INPUT RECORDS Block Start
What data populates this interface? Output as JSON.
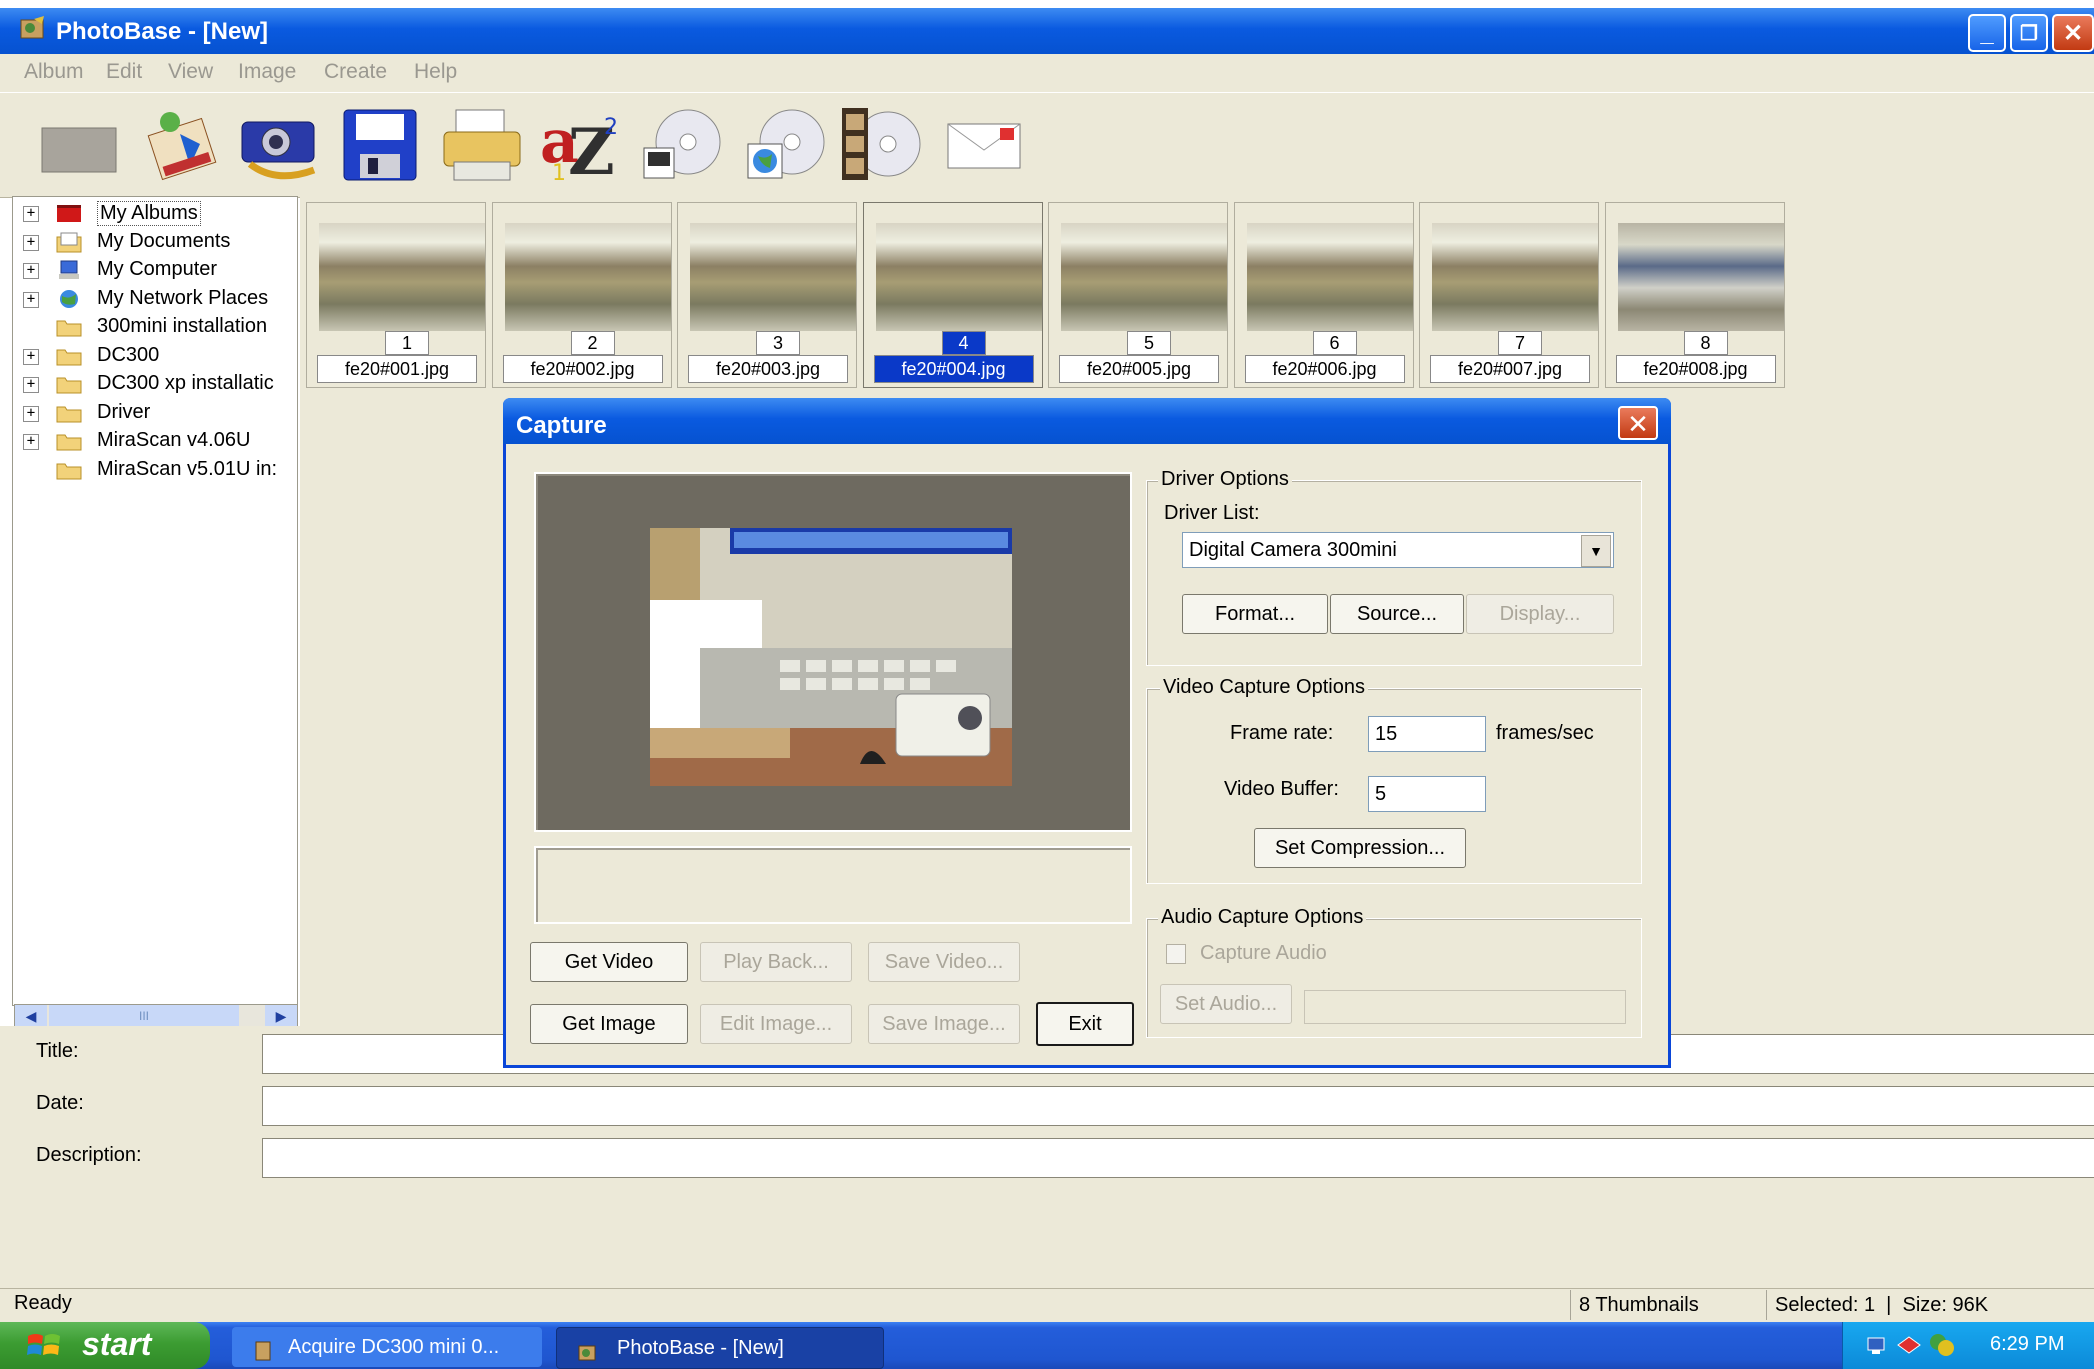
{
  "window": {
    "title": "PhotoBase - [New]",
    "min_glyph": "_",
    "max_glyph": "❐",
    "close_glyph": "✕"
  },
  "menu": [
    "Album",
    "Edit",
    "View",
    "Image",
    "Create",
    "Help"
  ],
  "toolbar_icons": [
    "blank-tool-icon",
    "music-album-icon",
    "camera-icon",
    "save-disk-icon",
    "printer-icon",
    "sort-az-icon",
    "cd-image-icon",
    "cd-web-icon",
    "cd-video-icon",
    "email-icon"
  ],
  "tree": {
    "items": [
      {
        "label": "My Albums",
        "expandable": true,
        "icon": "album-icon"
      },
      {
        "label": "My Documents",
        "expandable": true,
        "icon": "documents-icon"
      },
      {
        "label": "My Computer",
        "expandable": true,
        "icon": "computer-icon"
      },
      {
        "label": "My Network Places",
        "expandable": true,
        "icon": "network-icon"
      },
      {
        "label": "300mini installation",
        "expandable": false,
        "icon": "folder-icon"
      },
      {
        "label": "DC300",
        "expandable": true,
        "icon": "folder-icon"
      },
      {
        "label": "DC300 xp installatic",
        "expandable": true,
        "icon": "folder-icon"
      },
      {
        "label": "Driver",
        "expandable": true,
        "icon": "folder-icon"
      },
      {
        "label": "MiraScan v4.06U",
        "expandable": true,
        "icon": "folder-icon"
      },
      {
        "label": "MiraScan v5.01U in:",
        "expandable": false,
        "icon": "folder-icon"
      }
    ],
    "plus": "+",
    "scroll_left": "◀",
    "scroll_mid": "III",
    "scroll_right": "▶"
  },
  "thumbnails": [
    {
      "num": "1",
      "name": "fe20#001.jpg",
      "selected": false
    },
    {
      "num": "2",
      "name": "fe20#002.jpg",
      "selected": false
    },
    {
      "num": "3",
      "name": "fe20#003.jpg",
      "selected": false
    },
    {
      "num": "4",
      "name": "fe20#004.jpg",
      "selected": true
    },
    {
      "num": "5",
      "name": "fe20#005.jpg",
      "selected": false
    },
    {
      "num": "6",
      "name": "fe20#006.jpg",
      "selected": false
    },
    {
      "num": "7",
      "name": "fe20#007.jpg",
      "selected": false
    },
    {
      "num": "8",
      "name": "fe20#008.jpg",
      "selected": false
    }
  ],
  "info": {
    "title_label": "Title:",
    "date_label": "Date:",
    "description_label": "Description:",
    "title_value": "",
    "date_value": "",
    "description_value": ""
  },
  "status": {
    "ready": "Ready",
    "thumbnails": "8 Thumbnails",
    "selected": "Selected: 1  |  Size: 96K"
  },
  "taskbar": {
    "start": "start",
    "task1": "Acquire DC300 mini 0...",
    "task2": "PhotoBase - [New]",
    "clock": "6:29 PM"
  },
  "dialog": {
    "title": "Capture",
    "close_glyph": "✕",
    "driver_group": "Driver Options",
    "driver_list_label": "Driver List:",
    "driver_selected": "Digital Camera 300mini",
    "dropdown_arrow": "▼",
    "format_btn": "Format...",
    "source_btn": "Source...",
    "display_btn": "Display...",
    "video_group": "Video Capture Options",
    "frame_rate_label": "Frame rate:",
    "frame_rate_value": "15",
    "frame_rate_unit": "frames/sec",
    "video_buffer_label": "Video Buffer:",
    "video_buffer_value": "5",
    "set_compression_btn": "Set Compression...",
    "audio_group": "Audio Capture Options",
    "capture_audio_label": "Capture Audio",
    "set_audio_btn": "Set Audio...",
    "get_video_btn": "Get Video",
    "play_back_btn": "Play Back...",
    "save_video_btn": "Save Video...",
    "get_image_btn": "Get Image",
    "edit_image_btn": "Edit Image...",
    "save_image_btn": "Save Image...",
    "exit_btn": "Exit"
  }
}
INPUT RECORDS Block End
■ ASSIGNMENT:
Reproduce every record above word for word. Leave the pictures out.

■ SOLVED EXERCISE:
What data populates this interface? Output as JSON.
{
  "window": {
    "title": "PhotoBase - [New]",
    "min_glyph": "_",
    "max_glyph": "❐",
    "close_glyph": "✕"
  },
  "menu": [
    "Album",
    "Edit",
    "View",
    "Image",
    "Create",
    "Help"
  ],
  "toolbar_icons": [
    "blank-tool-icon",
    "music-album-icon",
    "camera-icon",
    "save-disk-icon",
    "printer-icon",
    "sort-az-icon",
    "cd-image-icon",
    "cd-web-icon",
    "cd-video-icon",
    "email-icon"
  ],
  "tree": {
    "items": [
      {
        "label": "My Albums",
        "expandable": true,
        "icon": "album-icon"
      },
      {
        "label": "My Documents",
        "expandable": true,
        "icon": "documents-icon"
      },
      {
        "label": "My Computer",
        "expandable": true,
        "icon": "computer-icon"
      },
      {
        "label": "My Network Places",
        "expandable": true,
        "icon": "network-icon"
      },
      {
        "label": "300mini installation",
        "expandable": false,
        "icon": "folder-icon"
      },
      {
        "label": "DC300",
        "expandable": true,
        "icon": "folder-icon"
      },
      {
        "label": "DC300 xp installatic",
        "expandable": true,
        "icon": "folder-icon"
      },
      {
        "label": "Driver",
        "expandable": true,
        "icon": "folder-icon"
      },
      {
        "label": "MiraScan v4.06U",
        "expandable": true,
        "icon": "folder-icon"
      },
      {
        "label": "MiraScan v5.01U in:",
        "expandable": false,
        "icon": "folder-icon"
      }
    ],
    "plus": "+",
    "scroll_left": "◀",
    "scroll_mid": "III",
    "scroll_right": "▶"
  },
  "thumbnails": [
    {
      "num": "1",
      "name": "fe20#001.jpg",
      "selected": false
    },
    {
      "num": "2",
      "name": "fe20#002.jpg",
      "selected": false
    },
    {
      "num": "3",
      "name": "fe20#003.jpg",
      "selected": false
    },
    {
      "num": "4",
      "name": "fe20#004.jpg",
      "selected": true
    },
    {
      "num": "5",
      "name": "fe20#005.jpg",
      "selected": false
    },
    {
      "num": "6",
      "name": "fe20#006.jpg",
      "selected": false
    },
    {
      "num": "7",
      "name": "fe20#007.jpg",
      "selected": false
    },
    {
      "num": "8",
      "name": "fe20#008.jpg",
      "selected": false
    }
  ],
  "info": {
    "title_label": "Title:",
    "date_label": "Date:",
    "description_label": "Description:",
    "title_value": "",
    "date_value": "",
    "description_value": ""
  },
  "status": {
    "ready": "Ready",
    "thumbnails": "8 Thumbnails",
    "selected": "Selected: 1  |  Size: 96K"
  },
  "taskbar": {
    "start": "start",
    "task1": "Acquire DC300 mini 0...",
    "task2": "PhotoBase - [New]",
    "clock": "6:29 PM"
  },
  "dialog": {
    "title": "Capture",
    "close_glyph": "✕",
    "driver_group": "Driver Options",
    "driver_list_label": "Driver List:",
    "driver_selected": "Digital Camera 300mini",
    "dropdown_arrow": "▼",
    "format_btn": "Format...",
    "source_btn": "Source...",
    "display_btn": "Display...",
    "video_group": "Video Capture Options",
    "frame_rate_label": "Frame rate:",
    "frame_rate_value": "15",
    "frame_rate_unit": "frames/sec",
    "video_buffer_label": "Video Buffer:",
    "video_buffer_value": "5",
    "set_compression_btn": "Set Compression...",
    "audio_group": "Audio Capture Options",
    "capture_audio_label": "Capture Audio",
    "set_audio_btn": "Set Audio...",
    "get_video_btn": "Get Video",
    "play_back_btn": "Play Back...",
    "save_video_btn": "Save Video...",
    "get_image_btn": "Get Image",
    "edit_image_btn": "Edit Image...",
    "save_image_btn": "Save Image...",
    "exit_btn": "Exit"
  }
}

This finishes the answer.